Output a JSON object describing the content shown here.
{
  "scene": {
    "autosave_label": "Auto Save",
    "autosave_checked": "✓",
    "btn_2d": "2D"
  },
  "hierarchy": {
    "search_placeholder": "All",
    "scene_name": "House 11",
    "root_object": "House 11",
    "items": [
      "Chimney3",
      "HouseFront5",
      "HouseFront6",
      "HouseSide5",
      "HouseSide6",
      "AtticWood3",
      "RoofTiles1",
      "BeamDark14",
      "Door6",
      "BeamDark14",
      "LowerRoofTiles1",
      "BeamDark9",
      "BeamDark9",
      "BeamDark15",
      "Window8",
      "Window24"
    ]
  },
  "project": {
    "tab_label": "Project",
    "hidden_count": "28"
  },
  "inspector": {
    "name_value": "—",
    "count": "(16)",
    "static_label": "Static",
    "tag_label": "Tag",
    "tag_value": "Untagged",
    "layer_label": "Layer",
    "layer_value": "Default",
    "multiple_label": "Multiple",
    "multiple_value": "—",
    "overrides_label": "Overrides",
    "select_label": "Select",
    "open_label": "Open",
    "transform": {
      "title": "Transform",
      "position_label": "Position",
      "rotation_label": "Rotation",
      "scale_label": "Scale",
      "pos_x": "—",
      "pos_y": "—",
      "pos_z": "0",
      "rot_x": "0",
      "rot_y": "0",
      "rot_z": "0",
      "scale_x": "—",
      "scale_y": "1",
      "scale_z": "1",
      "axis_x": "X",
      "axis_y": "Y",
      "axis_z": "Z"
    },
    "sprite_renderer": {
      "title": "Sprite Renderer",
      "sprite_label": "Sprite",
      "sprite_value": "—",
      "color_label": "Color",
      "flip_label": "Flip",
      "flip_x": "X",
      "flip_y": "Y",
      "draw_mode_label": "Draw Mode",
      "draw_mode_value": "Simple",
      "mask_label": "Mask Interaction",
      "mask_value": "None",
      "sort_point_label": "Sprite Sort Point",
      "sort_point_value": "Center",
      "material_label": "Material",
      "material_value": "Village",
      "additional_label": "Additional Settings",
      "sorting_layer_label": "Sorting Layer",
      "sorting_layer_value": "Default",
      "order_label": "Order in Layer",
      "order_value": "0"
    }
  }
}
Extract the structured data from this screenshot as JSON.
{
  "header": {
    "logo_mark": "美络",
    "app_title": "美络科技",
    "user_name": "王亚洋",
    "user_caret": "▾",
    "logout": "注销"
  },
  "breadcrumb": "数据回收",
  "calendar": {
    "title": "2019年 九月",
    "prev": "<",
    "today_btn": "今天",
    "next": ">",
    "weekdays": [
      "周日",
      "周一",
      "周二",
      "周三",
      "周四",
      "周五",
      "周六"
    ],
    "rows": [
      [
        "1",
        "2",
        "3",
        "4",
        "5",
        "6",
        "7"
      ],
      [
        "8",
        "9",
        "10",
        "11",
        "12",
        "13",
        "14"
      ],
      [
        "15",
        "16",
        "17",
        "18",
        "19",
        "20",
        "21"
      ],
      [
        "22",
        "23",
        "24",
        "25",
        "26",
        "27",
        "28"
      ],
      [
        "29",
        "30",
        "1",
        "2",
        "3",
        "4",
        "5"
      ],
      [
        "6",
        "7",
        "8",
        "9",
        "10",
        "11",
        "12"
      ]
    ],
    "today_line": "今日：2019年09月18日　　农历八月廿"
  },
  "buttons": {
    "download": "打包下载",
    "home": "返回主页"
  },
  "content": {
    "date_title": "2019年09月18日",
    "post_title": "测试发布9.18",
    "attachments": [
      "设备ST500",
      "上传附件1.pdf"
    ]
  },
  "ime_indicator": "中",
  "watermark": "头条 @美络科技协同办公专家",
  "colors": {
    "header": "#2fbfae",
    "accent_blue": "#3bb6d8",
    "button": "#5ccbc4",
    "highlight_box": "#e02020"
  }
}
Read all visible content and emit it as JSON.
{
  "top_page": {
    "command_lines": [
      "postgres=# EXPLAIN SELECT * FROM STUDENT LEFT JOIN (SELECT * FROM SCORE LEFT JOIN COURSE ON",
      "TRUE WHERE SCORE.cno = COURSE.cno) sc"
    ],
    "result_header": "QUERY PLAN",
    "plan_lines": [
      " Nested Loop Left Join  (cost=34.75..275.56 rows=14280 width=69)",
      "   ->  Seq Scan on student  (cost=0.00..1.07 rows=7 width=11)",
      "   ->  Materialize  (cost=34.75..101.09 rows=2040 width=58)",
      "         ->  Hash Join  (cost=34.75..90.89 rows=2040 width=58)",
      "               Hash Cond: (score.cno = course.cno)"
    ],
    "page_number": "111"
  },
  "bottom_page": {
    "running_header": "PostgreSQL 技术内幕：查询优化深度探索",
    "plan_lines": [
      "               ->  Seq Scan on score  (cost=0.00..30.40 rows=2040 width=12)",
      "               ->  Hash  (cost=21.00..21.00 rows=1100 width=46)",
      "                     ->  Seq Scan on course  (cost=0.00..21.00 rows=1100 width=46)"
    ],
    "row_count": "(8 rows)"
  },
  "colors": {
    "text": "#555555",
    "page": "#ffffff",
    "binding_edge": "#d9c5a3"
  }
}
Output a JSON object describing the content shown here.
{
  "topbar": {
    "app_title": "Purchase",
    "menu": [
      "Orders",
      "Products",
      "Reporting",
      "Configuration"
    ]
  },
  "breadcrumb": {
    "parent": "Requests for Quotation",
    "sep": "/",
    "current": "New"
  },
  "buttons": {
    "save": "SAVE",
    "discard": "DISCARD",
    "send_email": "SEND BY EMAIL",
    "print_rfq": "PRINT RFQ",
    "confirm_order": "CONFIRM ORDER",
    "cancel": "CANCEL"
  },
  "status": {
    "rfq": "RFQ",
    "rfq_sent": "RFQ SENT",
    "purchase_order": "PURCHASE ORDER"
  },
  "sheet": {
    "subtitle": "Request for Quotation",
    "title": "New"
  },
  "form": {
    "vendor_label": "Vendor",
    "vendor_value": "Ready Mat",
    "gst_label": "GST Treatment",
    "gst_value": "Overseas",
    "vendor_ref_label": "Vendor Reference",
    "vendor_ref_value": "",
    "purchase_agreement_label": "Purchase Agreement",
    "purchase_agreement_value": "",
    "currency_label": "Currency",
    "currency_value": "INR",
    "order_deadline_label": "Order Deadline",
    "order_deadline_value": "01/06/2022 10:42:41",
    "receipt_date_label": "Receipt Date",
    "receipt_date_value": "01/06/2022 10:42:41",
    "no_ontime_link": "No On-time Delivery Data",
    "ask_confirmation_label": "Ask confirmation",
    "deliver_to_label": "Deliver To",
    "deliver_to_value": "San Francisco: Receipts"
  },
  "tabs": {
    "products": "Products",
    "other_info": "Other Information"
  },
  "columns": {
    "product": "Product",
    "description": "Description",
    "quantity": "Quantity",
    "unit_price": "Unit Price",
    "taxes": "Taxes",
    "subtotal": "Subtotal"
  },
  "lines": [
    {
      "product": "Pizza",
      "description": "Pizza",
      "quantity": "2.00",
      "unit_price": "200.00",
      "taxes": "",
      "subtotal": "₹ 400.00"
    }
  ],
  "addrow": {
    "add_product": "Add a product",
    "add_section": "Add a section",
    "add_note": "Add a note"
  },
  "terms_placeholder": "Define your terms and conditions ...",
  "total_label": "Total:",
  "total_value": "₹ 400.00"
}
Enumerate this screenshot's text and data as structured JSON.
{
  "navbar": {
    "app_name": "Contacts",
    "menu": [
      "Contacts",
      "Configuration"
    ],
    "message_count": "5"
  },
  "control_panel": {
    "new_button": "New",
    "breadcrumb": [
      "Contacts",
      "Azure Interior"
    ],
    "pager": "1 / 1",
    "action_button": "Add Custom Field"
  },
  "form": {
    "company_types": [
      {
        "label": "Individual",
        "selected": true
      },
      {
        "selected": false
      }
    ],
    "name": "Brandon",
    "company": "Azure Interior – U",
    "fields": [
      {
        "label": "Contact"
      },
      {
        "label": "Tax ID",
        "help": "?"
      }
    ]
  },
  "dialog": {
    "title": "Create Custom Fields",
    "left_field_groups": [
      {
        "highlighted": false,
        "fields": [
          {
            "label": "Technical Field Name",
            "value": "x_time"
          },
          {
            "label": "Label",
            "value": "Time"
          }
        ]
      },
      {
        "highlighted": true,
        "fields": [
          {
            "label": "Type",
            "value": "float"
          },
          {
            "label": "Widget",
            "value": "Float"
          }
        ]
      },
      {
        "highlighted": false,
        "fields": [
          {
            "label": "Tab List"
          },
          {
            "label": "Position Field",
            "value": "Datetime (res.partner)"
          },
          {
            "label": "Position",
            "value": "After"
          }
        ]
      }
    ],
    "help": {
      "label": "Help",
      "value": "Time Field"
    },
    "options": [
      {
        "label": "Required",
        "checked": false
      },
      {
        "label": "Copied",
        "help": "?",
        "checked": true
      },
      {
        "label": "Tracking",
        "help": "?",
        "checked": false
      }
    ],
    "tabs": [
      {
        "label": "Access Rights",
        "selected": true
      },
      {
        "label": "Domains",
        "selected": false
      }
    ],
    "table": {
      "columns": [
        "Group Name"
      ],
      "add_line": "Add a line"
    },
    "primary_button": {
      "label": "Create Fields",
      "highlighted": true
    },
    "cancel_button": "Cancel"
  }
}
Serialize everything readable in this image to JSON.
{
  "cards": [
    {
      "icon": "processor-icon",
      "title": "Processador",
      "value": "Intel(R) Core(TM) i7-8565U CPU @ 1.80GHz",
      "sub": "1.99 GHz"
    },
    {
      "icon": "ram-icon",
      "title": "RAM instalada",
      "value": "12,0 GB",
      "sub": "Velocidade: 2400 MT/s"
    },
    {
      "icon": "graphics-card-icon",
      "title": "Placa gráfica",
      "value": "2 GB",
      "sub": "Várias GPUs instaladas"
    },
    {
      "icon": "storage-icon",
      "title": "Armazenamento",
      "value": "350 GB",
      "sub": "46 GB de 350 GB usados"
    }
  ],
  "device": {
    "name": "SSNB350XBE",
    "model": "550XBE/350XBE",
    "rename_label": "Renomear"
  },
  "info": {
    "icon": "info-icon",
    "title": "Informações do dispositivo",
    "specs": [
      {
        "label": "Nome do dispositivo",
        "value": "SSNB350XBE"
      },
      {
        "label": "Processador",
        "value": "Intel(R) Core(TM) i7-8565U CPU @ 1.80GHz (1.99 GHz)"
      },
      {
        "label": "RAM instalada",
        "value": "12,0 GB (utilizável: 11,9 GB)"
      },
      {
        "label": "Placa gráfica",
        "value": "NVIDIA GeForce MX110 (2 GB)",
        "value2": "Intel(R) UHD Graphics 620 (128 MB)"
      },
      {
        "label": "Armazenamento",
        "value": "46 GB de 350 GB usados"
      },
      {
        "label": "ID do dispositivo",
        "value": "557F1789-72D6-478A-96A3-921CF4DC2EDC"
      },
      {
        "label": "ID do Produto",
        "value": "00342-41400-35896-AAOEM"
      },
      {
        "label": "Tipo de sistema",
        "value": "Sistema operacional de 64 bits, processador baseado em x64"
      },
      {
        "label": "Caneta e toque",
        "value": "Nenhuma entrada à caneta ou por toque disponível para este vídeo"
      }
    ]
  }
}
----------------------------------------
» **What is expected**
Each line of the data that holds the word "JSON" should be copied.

» **Written response**
Output a JSON object describing the content shown here.
Extract the structured data from this screenshot as JSON.
Read all visible content and emit it as JSON.
Output a JSON object describing the content shown here.
Enumerate this screenshot's text and data as structured JSON.
Serialize everything readable in this image to JSON.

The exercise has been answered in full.